# Exercise goal
Scan the listing for "NTUA" and copy out each line that has it.

# Task inputs
*** Block opens ***
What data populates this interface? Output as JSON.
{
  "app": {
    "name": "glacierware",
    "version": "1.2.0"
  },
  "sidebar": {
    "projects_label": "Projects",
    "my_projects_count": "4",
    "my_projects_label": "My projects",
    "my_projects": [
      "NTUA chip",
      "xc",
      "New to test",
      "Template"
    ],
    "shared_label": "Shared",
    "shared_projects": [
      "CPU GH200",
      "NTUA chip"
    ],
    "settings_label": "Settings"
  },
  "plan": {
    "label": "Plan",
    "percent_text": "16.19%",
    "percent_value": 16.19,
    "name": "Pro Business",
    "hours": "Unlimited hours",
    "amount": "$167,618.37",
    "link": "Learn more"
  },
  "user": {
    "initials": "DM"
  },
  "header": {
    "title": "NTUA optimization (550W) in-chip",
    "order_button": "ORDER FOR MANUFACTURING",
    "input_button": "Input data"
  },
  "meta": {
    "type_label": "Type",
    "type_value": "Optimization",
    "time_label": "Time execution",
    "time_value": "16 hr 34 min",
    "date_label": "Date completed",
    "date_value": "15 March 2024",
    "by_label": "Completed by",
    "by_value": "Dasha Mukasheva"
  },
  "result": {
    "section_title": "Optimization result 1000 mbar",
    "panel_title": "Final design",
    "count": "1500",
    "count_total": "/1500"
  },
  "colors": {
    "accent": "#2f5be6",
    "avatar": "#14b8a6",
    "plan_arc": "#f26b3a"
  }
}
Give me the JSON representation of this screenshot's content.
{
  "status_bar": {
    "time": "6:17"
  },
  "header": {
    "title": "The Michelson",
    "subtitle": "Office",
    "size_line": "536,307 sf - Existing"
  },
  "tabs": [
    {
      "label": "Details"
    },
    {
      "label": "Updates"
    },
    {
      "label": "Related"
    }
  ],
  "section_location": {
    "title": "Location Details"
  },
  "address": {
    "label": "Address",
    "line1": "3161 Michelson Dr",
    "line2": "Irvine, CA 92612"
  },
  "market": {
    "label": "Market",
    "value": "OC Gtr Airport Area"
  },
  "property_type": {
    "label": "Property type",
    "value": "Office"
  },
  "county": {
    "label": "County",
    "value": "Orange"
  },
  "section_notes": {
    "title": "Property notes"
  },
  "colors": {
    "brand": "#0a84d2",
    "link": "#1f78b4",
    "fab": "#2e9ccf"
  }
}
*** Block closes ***
# The completed task
      "NTUA chip",
      "NTUA chip"
    "title": "NTUA optimization (550W) in-chip",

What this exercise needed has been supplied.